According to the Recording Industry Association of America (RIAA):
"The DMCA has enabled consumers to enjoy creative works through popular new technologies," the RIAA said in a statement. "The DVD, iPod and the iTunes Music Store can all be traced to the DMCA. Online games, on-demand movies, e-books, online libraries, and many other services are coming to market because of a secure environment rooted in the DMCA’s protections."
— RIAA slams FAIR USE Act by Eric Bangeman, Ars Technica, 2/28/2007 4:14:26 PM, by Eric Bangeman
Eric Bangeman points out that the DVD actually precedes the DMCA, but "secure" is more or less accurate. Secure in the sense that a traditional newspaper is secure: those pesky readers can’t alter it; they have to read it as they get it. Kind of like the old AT&T telephone network before the Carterfone decision let other companies attach equipment to it. That decision led to mobile phones, the Internet, and other benefits.
Anyway, the current RIAA complaint is over the so-called Fair Use Act introduced in the U.S. House of Representatives 27 Feb 2007 by Rep. Rick Boucher (D-VA) and Rep. John Doolittle (R-CA). This bill would modify the Digital Millenium Copyright Act (DMCA) slightly to bring it more in line with traditional U.S. fair use doctrine, letting users copy more for their own use.
Meanwhile, the Consumer Electronics Association (CEA) is for the Fair Use Act. Which illustrates what I don’t like about RIAA’s approach to copying. protecting copyrights is a useful thing (as long as it somehow redounds to the benefit of the original artists, which is somewhat dubious with music as traditionally distributed in the U.S.). But RIAA uses the DMCA to sue grade school and college students and tries to force modifications to electronics that may only peripherally if ever be used for listening to commercial music or videos. Why should the relatively small recording industry or even the not very large motion picture industry be permitted to force modifications to equipment produced by the much larger electronics and computing industries, to the detriment of the public at large? That doesn’t seem like good risk management for everybody else, and probably not for RIAA, either, because a business model that requires such strenuous legal activity is probably a flawed business model that will be leapfrogged by something better. Some equipment manufacturers have already discovered it’s not good for their reputations. And history shows that the blockbuster and hit mentality of the movie and record industries has been superseded in the past.
Anyway, there’s another matter:
The RIAA also takes issue with the bill’s narrow exemptions to the DMCA. "Proponents of H.R. 1201 claim it legalizes hacking only for ‘noninfringing’ uses," reads the RIAA’s statement. "But as Congress recognized when it enacted the DMCA, the difference between hacking done for noninfringing purposes and hacking done to steal is impossible to determine and enforce. That’s why Congress created a review process that takes place every three years to determine whether fair uses of copyrighted works are in peril—and why Congress gave the power to the Librarian of Congress to take away DMCA protections in cases where fair use is in danger."

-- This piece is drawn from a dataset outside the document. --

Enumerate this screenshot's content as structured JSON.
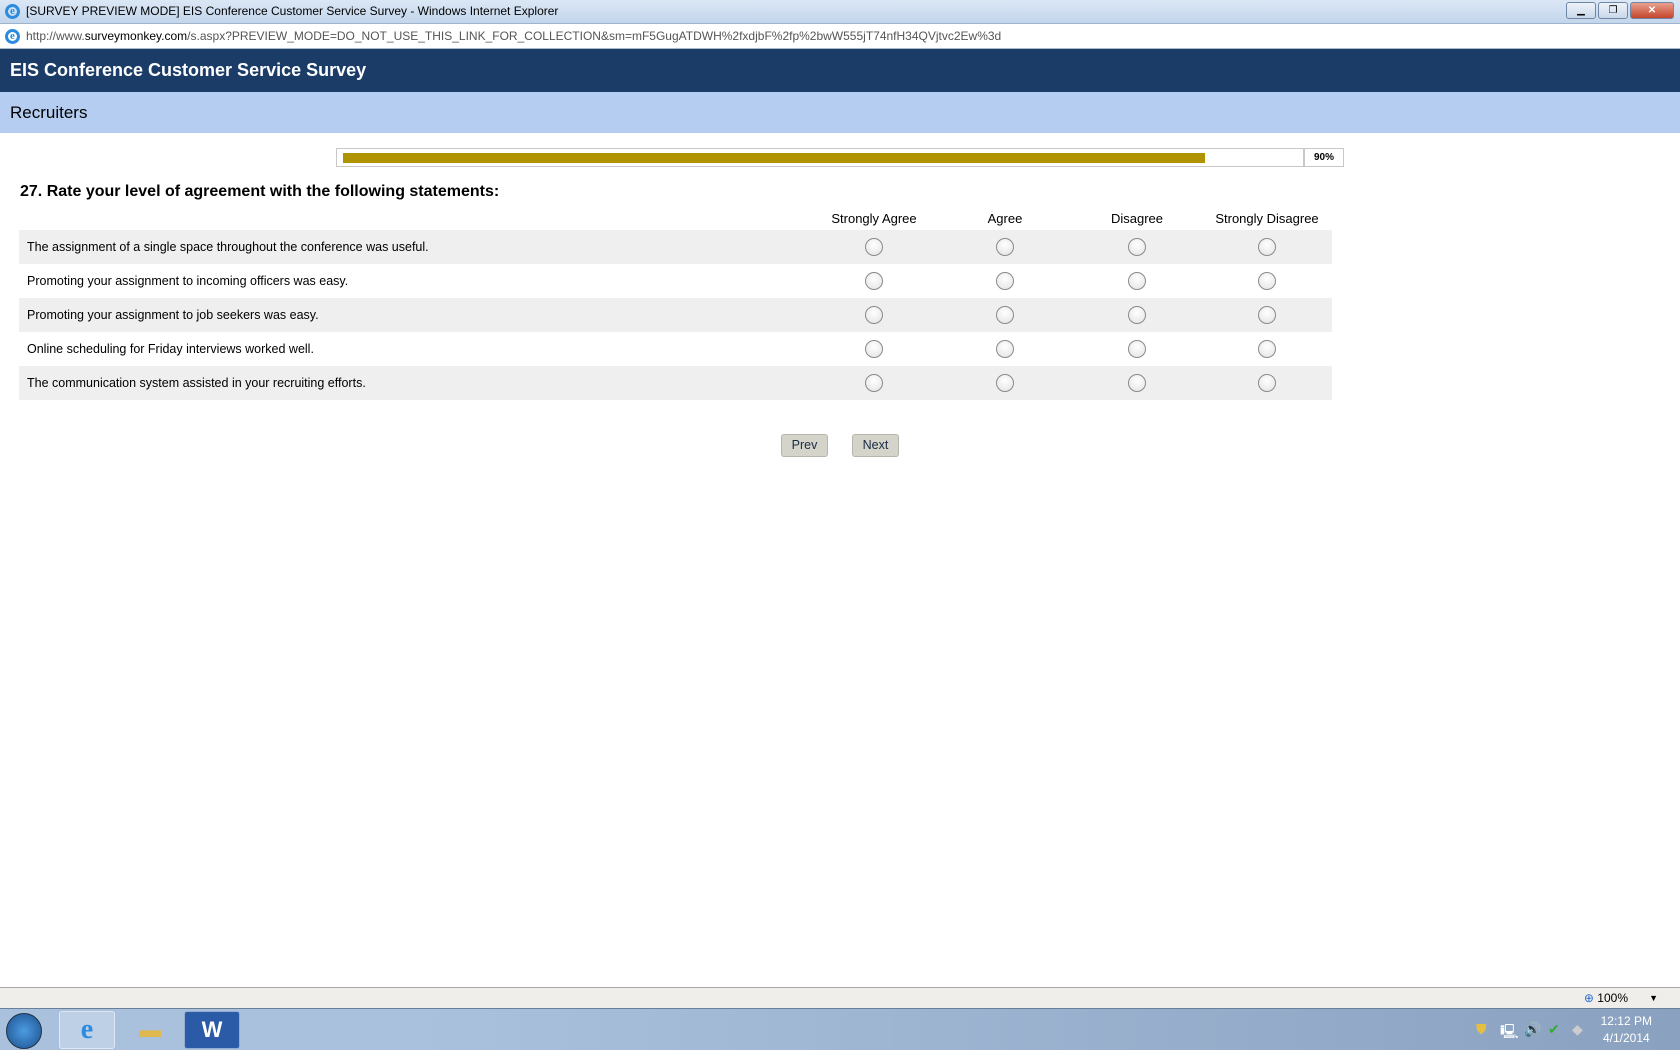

Ah, let’s demonize the problem by misusing the term hacking, which people like RIAA have turned into a scare word. And let’s trot out the wait-and-see argument. Meanwhile, Congress has the power to just change the law, which is what the Fair Use Act proposes to do.
Not change the DMCA enough, by, for example, repealing it, but somewhat, at least. It seems to me that more participants enabled by the Fair Use Act will lead to more innovation and creativity and thus more music and video, and that should be a good thing for everyone. Will it be good risk management for RIAA? Maybe not, but neither is RIAA’s current approach.